Assignment:
Your task is to filter the data below down to the lines holding "time".

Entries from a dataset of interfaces
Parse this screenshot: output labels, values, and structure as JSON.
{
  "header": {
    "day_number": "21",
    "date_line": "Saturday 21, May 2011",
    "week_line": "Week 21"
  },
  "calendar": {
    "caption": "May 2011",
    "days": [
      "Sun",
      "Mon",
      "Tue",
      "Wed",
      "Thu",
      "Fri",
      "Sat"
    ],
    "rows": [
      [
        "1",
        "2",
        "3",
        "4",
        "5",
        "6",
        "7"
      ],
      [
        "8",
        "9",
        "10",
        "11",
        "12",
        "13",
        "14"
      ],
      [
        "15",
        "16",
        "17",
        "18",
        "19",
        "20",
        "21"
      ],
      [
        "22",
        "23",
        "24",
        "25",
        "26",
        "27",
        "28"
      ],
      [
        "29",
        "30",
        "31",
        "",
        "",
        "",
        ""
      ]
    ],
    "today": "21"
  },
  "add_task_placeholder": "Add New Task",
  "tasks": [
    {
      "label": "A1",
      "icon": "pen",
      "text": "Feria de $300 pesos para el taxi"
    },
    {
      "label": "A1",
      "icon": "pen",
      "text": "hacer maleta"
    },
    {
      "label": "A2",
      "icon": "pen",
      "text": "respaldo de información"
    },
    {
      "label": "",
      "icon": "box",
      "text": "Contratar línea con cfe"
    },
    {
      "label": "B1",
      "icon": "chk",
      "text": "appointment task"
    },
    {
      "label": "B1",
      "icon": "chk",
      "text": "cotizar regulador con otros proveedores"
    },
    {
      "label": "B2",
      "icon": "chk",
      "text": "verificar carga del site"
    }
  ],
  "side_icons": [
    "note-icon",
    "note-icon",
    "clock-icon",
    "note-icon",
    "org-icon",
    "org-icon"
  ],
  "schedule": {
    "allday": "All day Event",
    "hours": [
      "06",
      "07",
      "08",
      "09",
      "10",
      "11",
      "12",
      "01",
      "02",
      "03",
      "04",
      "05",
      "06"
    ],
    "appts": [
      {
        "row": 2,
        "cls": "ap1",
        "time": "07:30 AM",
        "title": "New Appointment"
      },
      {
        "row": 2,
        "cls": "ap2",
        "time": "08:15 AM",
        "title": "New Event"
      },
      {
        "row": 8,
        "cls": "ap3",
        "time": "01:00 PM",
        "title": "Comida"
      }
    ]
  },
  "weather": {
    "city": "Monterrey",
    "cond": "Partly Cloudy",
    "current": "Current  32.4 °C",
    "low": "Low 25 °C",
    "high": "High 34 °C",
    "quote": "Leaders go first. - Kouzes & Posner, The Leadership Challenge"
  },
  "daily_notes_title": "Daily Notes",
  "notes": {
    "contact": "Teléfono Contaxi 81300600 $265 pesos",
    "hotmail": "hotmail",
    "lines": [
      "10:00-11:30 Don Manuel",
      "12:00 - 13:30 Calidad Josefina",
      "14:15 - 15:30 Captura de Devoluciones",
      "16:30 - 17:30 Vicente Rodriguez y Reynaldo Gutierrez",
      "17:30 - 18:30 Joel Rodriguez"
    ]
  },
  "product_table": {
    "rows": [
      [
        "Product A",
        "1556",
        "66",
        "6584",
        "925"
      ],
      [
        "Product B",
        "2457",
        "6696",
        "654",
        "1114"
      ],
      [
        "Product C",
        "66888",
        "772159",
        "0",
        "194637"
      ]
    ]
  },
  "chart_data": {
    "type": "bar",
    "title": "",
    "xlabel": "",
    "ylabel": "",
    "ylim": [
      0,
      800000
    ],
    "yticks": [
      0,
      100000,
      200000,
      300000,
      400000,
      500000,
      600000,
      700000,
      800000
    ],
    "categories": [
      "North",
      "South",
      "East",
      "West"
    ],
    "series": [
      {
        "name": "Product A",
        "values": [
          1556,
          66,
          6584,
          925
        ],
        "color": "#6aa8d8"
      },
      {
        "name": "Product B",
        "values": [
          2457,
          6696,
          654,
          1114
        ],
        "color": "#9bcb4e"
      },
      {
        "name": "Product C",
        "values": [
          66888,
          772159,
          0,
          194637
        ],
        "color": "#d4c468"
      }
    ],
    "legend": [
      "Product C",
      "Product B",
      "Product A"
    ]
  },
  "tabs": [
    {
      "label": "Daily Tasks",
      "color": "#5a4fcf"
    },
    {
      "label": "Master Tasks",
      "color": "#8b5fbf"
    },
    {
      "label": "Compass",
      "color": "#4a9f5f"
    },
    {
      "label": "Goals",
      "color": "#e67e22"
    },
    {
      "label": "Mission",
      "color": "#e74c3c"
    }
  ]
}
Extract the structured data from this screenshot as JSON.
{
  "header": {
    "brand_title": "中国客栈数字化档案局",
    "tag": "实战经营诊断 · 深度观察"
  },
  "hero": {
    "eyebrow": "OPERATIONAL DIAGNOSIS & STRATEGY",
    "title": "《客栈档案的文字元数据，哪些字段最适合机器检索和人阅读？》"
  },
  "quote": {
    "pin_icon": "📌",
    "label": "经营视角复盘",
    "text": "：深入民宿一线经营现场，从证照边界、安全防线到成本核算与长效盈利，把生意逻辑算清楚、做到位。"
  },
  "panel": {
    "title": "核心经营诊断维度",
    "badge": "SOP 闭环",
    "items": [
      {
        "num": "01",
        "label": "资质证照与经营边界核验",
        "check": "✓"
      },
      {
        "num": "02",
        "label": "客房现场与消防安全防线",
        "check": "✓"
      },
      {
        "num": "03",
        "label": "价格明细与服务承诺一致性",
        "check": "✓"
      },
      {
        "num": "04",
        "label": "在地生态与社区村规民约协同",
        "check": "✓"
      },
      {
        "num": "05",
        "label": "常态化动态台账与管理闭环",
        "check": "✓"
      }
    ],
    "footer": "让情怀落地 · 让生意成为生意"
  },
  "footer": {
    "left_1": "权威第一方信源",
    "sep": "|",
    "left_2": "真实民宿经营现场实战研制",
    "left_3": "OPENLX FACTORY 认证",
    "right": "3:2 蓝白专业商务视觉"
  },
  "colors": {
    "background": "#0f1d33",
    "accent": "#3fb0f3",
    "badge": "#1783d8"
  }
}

Response to the exercise:
        "time": "07:30 AM",
        "time": "08:15 AM",
        "time": "01:00 PM",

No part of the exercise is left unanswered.